WHAT TO WORK ON: Please copy each line in the records below that contains the string "Begin".

DATA FOR PROCESSING:
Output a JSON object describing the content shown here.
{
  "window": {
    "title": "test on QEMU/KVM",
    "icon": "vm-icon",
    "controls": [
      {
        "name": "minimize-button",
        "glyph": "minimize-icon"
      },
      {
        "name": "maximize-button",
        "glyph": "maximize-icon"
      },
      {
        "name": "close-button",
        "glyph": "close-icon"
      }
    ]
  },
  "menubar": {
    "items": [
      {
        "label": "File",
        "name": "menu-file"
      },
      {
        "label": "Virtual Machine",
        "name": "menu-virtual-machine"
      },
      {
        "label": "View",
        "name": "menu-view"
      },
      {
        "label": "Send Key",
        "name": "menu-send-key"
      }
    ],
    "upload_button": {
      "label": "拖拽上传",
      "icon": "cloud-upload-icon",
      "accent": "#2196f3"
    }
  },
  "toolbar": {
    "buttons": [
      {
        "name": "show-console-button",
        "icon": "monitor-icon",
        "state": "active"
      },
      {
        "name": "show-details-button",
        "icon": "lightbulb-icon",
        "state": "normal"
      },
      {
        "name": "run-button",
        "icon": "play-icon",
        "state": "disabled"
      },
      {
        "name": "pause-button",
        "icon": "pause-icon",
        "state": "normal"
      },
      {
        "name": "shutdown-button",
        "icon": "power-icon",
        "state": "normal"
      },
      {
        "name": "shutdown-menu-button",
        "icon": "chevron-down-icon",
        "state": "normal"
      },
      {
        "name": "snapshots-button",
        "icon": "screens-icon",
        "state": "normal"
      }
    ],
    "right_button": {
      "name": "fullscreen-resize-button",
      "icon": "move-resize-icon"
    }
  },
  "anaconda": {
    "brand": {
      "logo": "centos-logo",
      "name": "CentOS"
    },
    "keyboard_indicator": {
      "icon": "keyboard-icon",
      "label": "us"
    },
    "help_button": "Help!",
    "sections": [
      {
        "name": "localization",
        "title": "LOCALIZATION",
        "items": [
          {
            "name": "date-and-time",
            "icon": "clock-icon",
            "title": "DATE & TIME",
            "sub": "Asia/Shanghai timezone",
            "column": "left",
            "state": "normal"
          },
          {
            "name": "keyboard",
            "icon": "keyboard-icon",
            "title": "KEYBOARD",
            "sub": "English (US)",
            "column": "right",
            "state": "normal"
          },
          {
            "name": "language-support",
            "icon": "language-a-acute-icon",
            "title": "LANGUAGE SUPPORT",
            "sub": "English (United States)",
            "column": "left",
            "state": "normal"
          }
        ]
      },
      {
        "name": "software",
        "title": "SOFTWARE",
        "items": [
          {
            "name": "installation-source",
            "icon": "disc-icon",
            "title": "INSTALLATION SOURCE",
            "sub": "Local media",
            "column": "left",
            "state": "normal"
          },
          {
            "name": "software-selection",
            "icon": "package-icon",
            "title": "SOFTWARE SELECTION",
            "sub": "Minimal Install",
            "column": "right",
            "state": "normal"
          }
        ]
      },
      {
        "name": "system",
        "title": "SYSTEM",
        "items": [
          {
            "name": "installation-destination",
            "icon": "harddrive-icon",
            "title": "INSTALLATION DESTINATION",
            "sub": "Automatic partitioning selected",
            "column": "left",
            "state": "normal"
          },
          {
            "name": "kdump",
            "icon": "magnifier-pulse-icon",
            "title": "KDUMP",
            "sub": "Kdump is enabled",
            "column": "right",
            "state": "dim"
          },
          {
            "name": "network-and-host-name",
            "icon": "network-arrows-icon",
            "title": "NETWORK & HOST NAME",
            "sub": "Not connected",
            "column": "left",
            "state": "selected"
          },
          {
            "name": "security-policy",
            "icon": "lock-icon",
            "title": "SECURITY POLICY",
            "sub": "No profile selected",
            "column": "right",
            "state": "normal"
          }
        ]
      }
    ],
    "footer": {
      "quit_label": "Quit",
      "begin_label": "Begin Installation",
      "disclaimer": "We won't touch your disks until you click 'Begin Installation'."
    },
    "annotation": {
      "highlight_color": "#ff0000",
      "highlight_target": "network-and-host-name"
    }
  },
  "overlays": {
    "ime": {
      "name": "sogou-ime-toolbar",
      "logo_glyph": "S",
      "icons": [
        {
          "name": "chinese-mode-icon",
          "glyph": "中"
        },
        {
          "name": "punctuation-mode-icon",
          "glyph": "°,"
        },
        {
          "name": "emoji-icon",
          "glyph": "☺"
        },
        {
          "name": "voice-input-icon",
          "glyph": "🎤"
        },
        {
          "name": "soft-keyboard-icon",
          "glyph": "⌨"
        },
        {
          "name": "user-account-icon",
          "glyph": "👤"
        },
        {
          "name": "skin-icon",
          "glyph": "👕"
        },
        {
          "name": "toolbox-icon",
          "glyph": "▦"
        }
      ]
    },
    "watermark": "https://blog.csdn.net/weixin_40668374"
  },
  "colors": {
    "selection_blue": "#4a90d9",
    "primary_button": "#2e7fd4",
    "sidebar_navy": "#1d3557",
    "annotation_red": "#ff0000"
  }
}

ANSWER BOX:
      "begin_label": "Begin Installation",
      "disclaimer": "We won't touch your disks until you click 'Begin Installation'."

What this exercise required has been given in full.